As investors became more cautious last year they moved their money away from U.S. equity funds and into bond funds, a sign that risk-averse investors are thinking twice after getting slammed by the financial meltdown.

On Thursday Morningstar released a report of the estimated mutual fund and exchange-traded fund asset flows for December, revealing that net inflows for mutual funds amounted to $377.4 billion in 2009, with $356 billion of that total going to bond funds.

At the same time the U.S. ETF industry ended last year with $784.9 billion in assets under management, up from $744.7 billion at the end of November, and $533.6 billion at the end of 2008, according to the report authored by Sonya Morris, an associate director of fund analysis at Morningstar.

As quickly as investors ran to bond funds last year, they ran away from U.S. equity funds, which saw an additional $8.1 billion in outflows in December, bringing the full-year total outflow to $25.7 billion.

Despite the fact that domestic equities got slammed last year, U.S. stock ETFs finished the year with $19.6 billion in net inflows in December.

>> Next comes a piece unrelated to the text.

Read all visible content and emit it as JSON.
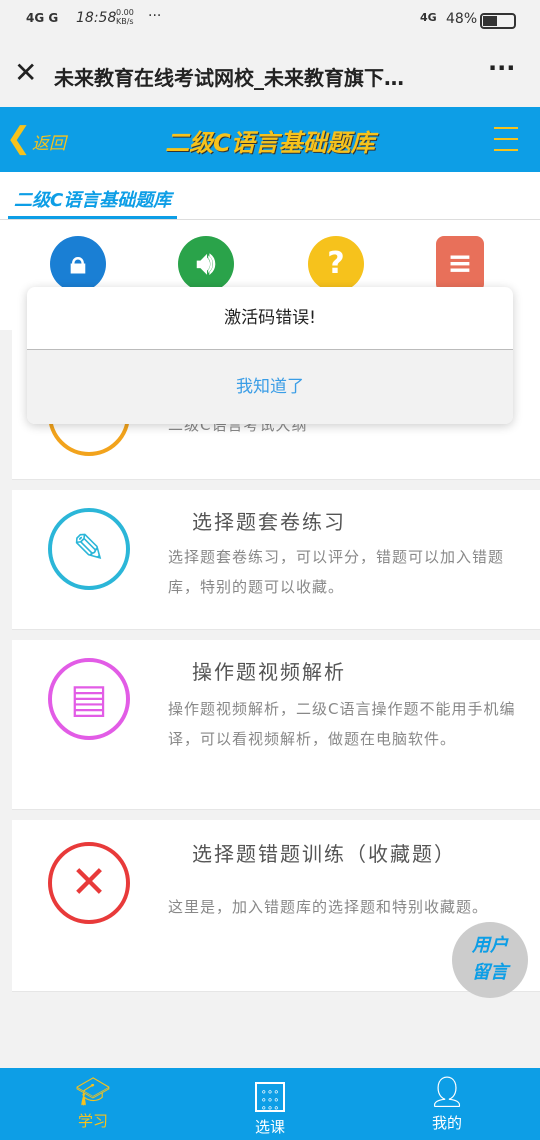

Some of the outflows from U.S. equities went to international-equity funds, which took in $25.5 billion in inflows, but that doesn’t begin to make up for the $70.4 billion in outflows domestic equity products experienced in 2008, signaling that many investors are sitting on the sidelines.

Where did investors put their money last year? The most popular asset class was taxable-bond ETFs boosted by continued interest in Treasury Inflation-Protected Securities and short-duration ETFs.